Assignment: Whatever appears in the records apart from pictures must be reproduced exactly.

App and web page records:
Content starts

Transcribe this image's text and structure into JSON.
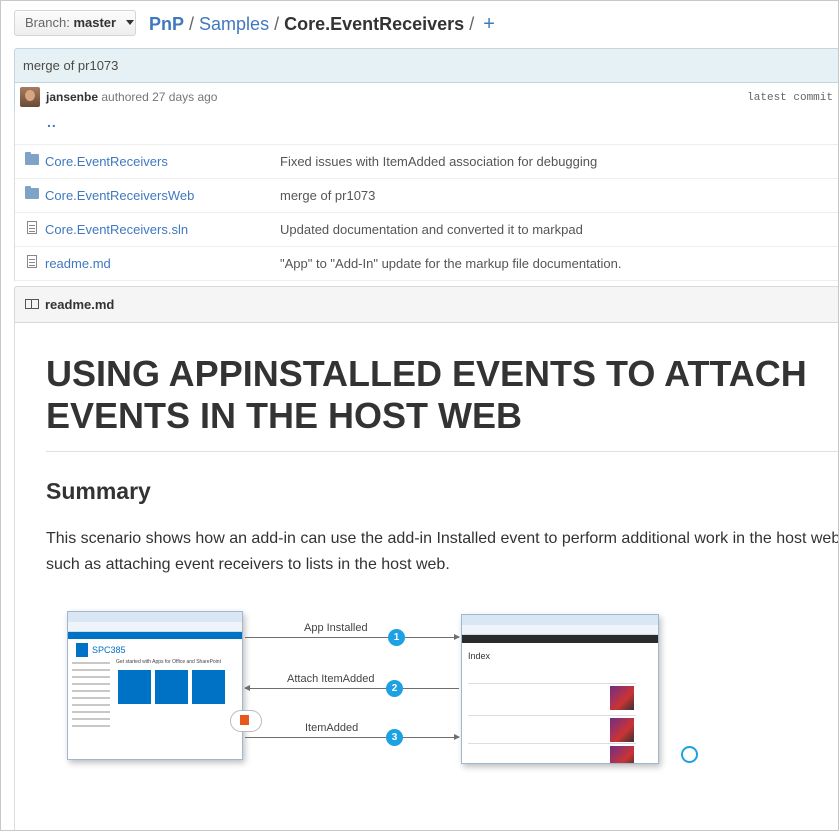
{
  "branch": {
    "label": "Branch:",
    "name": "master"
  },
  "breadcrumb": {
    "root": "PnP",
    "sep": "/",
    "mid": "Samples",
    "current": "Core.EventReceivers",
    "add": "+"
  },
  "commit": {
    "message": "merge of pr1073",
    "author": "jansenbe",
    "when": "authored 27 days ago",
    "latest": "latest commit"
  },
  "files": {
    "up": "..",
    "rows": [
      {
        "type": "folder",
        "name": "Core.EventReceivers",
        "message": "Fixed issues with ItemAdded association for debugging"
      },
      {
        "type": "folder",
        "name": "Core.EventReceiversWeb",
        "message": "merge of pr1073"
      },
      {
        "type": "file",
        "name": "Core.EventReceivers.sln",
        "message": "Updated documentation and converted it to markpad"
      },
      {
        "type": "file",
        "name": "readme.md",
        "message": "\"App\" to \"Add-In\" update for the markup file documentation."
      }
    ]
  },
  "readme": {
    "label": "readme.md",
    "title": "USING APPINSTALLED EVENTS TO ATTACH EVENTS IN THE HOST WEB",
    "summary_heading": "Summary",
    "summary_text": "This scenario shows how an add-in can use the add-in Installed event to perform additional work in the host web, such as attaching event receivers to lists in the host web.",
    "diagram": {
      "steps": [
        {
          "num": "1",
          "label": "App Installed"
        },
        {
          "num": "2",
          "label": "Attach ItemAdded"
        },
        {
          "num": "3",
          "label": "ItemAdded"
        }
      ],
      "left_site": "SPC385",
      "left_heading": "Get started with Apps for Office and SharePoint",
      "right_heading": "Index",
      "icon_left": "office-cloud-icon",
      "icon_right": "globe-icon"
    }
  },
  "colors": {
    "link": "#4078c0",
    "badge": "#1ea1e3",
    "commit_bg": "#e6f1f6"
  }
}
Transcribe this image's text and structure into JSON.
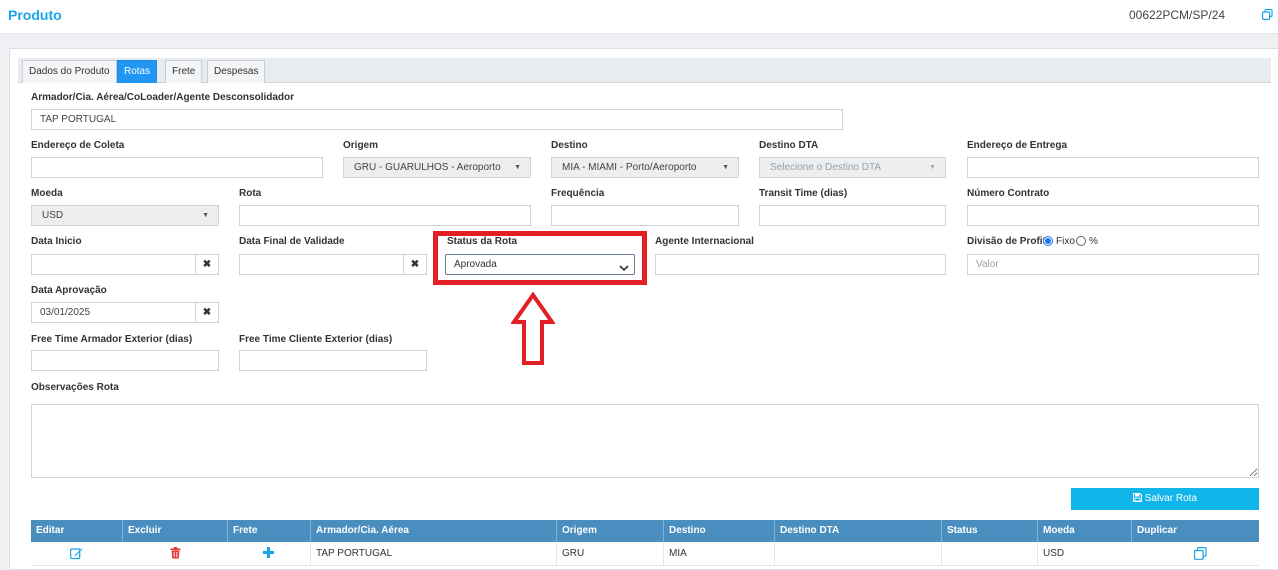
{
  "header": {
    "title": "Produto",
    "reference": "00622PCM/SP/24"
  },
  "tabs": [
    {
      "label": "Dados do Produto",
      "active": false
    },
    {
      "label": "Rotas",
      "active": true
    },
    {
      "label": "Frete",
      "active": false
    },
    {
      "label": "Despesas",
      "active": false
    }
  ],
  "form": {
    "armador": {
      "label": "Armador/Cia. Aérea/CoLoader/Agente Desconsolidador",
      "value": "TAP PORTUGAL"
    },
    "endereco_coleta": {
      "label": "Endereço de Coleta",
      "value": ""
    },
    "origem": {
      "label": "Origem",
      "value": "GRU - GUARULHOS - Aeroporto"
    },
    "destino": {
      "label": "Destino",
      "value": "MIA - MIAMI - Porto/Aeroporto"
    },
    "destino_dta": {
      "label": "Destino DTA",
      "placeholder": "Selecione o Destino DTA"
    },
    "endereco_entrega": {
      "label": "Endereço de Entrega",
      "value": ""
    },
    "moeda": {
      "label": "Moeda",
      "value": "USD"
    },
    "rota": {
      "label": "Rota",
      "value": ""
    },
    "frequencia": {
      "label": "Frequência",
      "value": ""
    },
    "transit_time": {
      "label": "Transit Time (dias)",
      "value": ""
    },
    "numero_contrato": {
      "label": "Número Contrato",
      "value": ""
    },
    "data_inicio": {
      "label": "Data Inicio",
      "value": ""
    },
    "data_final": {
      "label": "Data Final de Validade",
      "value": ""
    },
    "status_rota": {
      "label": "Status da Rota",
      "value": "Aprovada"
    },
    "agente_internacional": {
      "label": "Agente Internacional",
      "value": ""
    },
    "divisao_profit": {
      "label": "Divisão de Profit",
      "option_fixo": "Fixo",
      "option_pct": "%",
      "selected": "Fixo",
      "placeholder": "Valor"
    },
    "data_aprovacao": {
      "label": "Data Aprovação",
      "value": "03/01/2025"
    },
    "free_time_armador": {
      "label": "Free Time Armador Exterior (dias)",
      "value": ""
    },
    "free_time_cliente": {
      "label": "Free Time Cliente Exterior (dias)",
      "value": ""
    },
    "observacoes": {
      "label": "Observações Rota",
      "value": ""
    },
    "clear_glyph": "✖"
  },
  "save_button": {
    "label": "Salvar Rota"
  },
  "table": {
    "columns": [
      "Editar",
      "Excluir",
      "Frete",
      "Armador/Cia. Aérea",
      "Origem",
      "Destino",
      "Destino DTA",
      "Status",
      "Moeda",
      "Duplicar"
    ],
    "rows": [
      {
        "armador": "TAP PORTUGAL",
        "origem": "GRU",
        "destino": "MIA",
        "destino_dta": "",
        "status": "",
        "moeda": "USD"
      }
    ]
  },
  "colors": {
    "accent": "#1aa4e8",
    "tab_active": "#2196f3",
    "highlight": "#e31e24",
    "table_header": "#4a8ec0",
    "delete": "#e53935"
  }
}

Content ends

Output:
Transcribe this image's text and structure into JSON.
{
  "branch": {
    "label": "Branch:",
    "name": "master"
  },
  "breadcrumb": {
    "root": "PnP",
    "sep": "/",
    "mid": "Samples",
    "current": "Core.EventReceivers",
    "add": "+"
  },
  "commit": {
    "message": "merge of pr1073",
    "author": "jansenbe",
    "when": "authored 27 days ago",
    "latest": "latest commit"
  },
  "files": {
    "up": "..",
    "rows": [
      {
        "type": "folder",
        "name": "Core.EventReceivers",
        "message": "Fixed issues with ItemAdded association for debugging"
      },
      {
        "type": "folder",
        "name": "Core.EventReceiversWeb",
        "message": "merge of pr1073"
      },
      {
        "type": "file",
        "name": "Core.EventReceivers.sln",
        "message": "Updated documentation and converted it to markpad"
      },
      {
        "type": "file",
        "name": "readme.md",
        "message": "\"App\" to \"Add-In\" update for the markup file documentation."
      }
    ]
  },
  "readme": {
    "label": "readme.md",
    "title": "USING APPINSTALLED EVENTS TO ATTACH EVENTS IN THE HOST WEB",
    "summary_heading": "Summary",
    "summary_text": "This scenario shows how an add-in can use the add-in Installed event to perform additional work in the host web, such as attaching event receivers to lists in the host web.",
    "diagram": {
      "steps": [
        {
          "num": "1",
          "label": "App Installed"
        },
        {
          "num": "2",
          "label": "Attach ItemAdded"
        },
        {
          "num": "3",
          "label": "ItemAdded"
        }
      ],
      "left_site": "SPC385",
      "left_heading": "Get started with Apps for Office and SharePoint",
      "right_heading": "Index",
      "icon_left": "office-cloud-icon",
      "icon_right": "globe-icon"
    }
  },
  "colors": {
    "link": "#4078c0",
    "badge": "#1ea1e3",
    "commit_bg": "#e6f1f6"
  }
}
Transcribe this image's text and structure into JSON.
{
  "header": {
    "title": "Produto",
    "reference": "00622PCM/SP/24"
  },
  "tabs": [
    {
      "label": "Dados do Produto",
      "active": false
    },
    {
      "label": "Rotas",
      "active": true
    },
    {
      "label": "Frete",
      "active": false
    },
    {
      "label": "Despesas",
      "active": false
    }
  ],
  "form": {
    "armador": {
      "label": "Armador/Cia. Aérea/CoLoader/Agente Desconsolidador",
      "value": "TAP PORTUGAL"
    },
    "endereco_coleta": {
      "label": "Endereço de Coleta",
      "value": ""
    },
    "origem": {
      "label": "Origem",
      "value": "GRU - GUARULHOS - Aeroporto"
    },
    "destino": {
      "label": "Destino",
      "value": "MIA - MIAMI - Porto/Aeroporto"
    },
    "destino_dta": {
      "label": "Destino DTA",
      "placeholder": "Selecione o Destino DTA"
    },
    "endereco_entrega": {
      "label": "Endereço de Entrega",
      "value": ""
    },
    "moeda": {
      "label": "Moeda",
      "value": "USD"
    },
    "rota": {
      "label": "Rota",
      "value": ""
    },
    "frequencia": {
      "label": "Frequência",
      "value": ""
    },
    "transit_time": {
      "label": "Transit Time (dias)",
      "value": ""
    },
    "numero_contrato": {
      "label": "Número Contrato",
      "value": ""
    },
    "data_inicio": {
      "label": "Data Inicio",
      "value": ""
    },
    "data_final": {
      "label": "Data Final de Validade",
      "value": ""
    },
    "status_rota": {
      "label": "Status da Rota",
      "value": "Aprovada"
    },
    "agente_internacional": {
      "label": "Agente Internacional",
      "value": ""
    },
    "divisao_profit": {
      "label": "Divisão de Profit",
      "option_fixo": "Fixo",
      "option_pct": "%",
      "selected": "Fixo",
      "placeholder": "Valor"
    },
    "data_aprovacao": {
      "label": "Data Aprovação",
      "value": "03/01/2025"
    },
    "free_time_armador": {
      "label": "Free Time Armador Exterior (dias)",
      "value": ""
    },
    "free_time_cliente": {
      "label": "Free Time Cliente Exterior (dias)",
      "value": ""
    },
    "observacoes": {
      "label": "Observações Rota",
      "value": ""
    },
    "clear_glyph": "✖"
  },
  "save_button": {
    "label": "Salvar Rota"
  },
  "table": {
    "columns": [
      "Editar",
      "Excluir",
      "Frete",
      "Armador/Cia. Aérea",
      "Origem",
      "Destino",
      "Destino DTA",
      "Status",
      "Moeda",
      "Duplicar"
    ],
    "rows": [
      {
        "armador": "TAP PORTUGAL",
        "origem": "GRU",
        "destino": "MIA",
        "destino_dta": "",
        "status": "",
        "moeda": "USD"
      }
    ]
  },
  "colors": {
    "accent": "#1aa4e8",
    "tab_active": "#2196f3",
    "highlight": "#e31e24",
    "table_header": "#4a8ec0",
    "delete": "#e53935"
  }
}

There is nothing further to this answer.